When I was a teenager I had contamination fears. To deal with these I came up with some rituals which helped ease my mind. I was never an excessive hand washer particularly but I had other little routines to enable me to do things such as use a public toilet. Over the years my contamination obsession faded away, to be replaced with other more intense obsessions, but my toilet routines remained – except now they were just re-labelled as “quirky habits”. They weren’t extreme, they didn’t take up hours of my day and I wasn’t particularly distressed by it but I still needed to do them in order to be comfortable in certain hygiene scenarios.
I got thinking about these “habits” towards the end of my CBT and ERP. I think it could be an important part of CBT that when identifying your compulsions, that a good look is taken at “habits” that slip through because they’ve been given a more palatable name. Rightly so, in CBT I focused on my extreme compulsions related to my more current obsessions, that were taking up hours of my time. But now I am no longer having regular CBT I have decided that a useful next step is to challenge some of my other old ingrained beliefs and “habits”. This weekend, we have people to stay and I am doing some exposures around using the toilet when I know that strangers (I don’t know these people very well) have used it. How do I know it’s an exposure? Because not doing my usual “habits” leaves me feeling pretty uncomfortable.

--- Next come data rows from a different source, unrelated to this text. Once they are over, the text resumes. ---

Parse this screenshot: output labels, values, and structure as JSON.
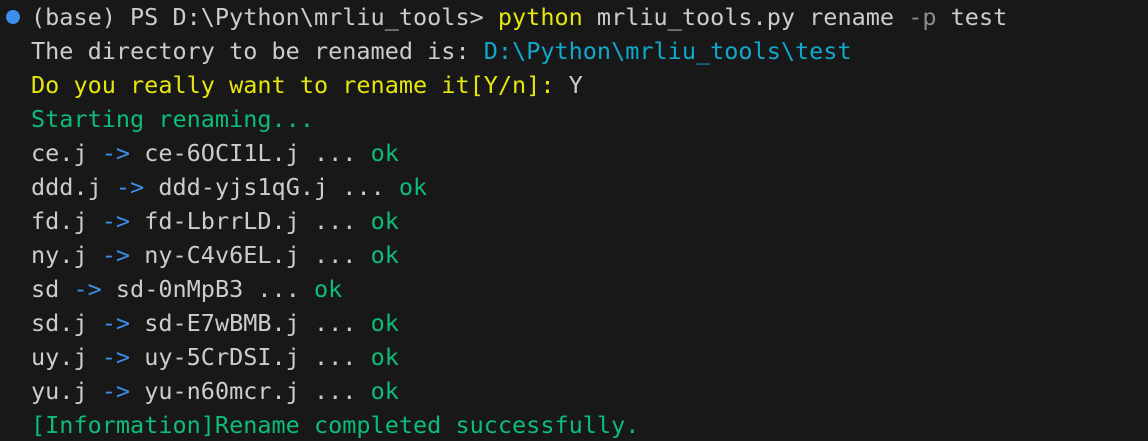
{
  "colors": {
    "background": "#181818",
    "default_text": "#cccccc",
    "yellow": "#e5e510",
    "cyan": "#11a8cd",
    "green": "#0dbc79",
    "blue": "#3b8eea",
    "prompt_dot": "#3b8eea"
  },
  "command": {
    "prompt": "(base) PS D:\\Python\\mrliu_tools> ",
    "exe": "python",
    "args_a": " mrliu_tools.py rename ",
    "flag": "-p",
    "args_b": " test"
  },
  "dir_line": {
    "label": "The directory to be renamed is: ",
    "path": "D:\\Python\\mrliu_tools\\test"
  },
  "confirm": {
    "question": "Do you really want to rename it[Y/n]:",
    "answer": " Y"
  },
  "starting": "Starting renaming...",
  "arrow": "->",
  "ellipsis": "...",
  "ok": "ok",
  "renames": [
    {
      "from": "ce.j",
      "to": "ce-6OCI1L.j"
    },
    {
      "from": "ddd.j",
      "to": "ddd-yjs1qG.j"
    },
    {
      "from": "fd.j",
      "to": "fd-LbrrLD.j"
    },
    {
      "from": "ny.j",
      "to": "ny-C4v6EL.j"
    },
    {
      "from": "sd",
      "to": "sd-0nMpB3"
    },
    {
      "from": "sd.j",
      "to": "sd-E7wBMB.j"
    },
    {
      "from": "uy.j",
      "to": "uy-5CrDSI.j"
    },
    {
      "from": "yu.j",
      "to": "yu-n60mcr.j"
    }
  ],
  "completed": "[Information]Rename completed successfully."
}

My anxiety isn’t through the roof but I’m left with a lingering feeling that something isn’t “right”. So those compulsions all those years ago (15 years ago!) that just became a habit? Turns out they’re just compulsions by another name. They’re ideas and beliefs that I never challenged. 15 years on it’s just a fact in my mind that I can’t touch the flush with my bare hand and so on. Yes, it’s very mild and yes a lot of people who don’t have OCD may have certain things they will and won’t do in a public toilet but why not challenge it? Why let OCD have the final say?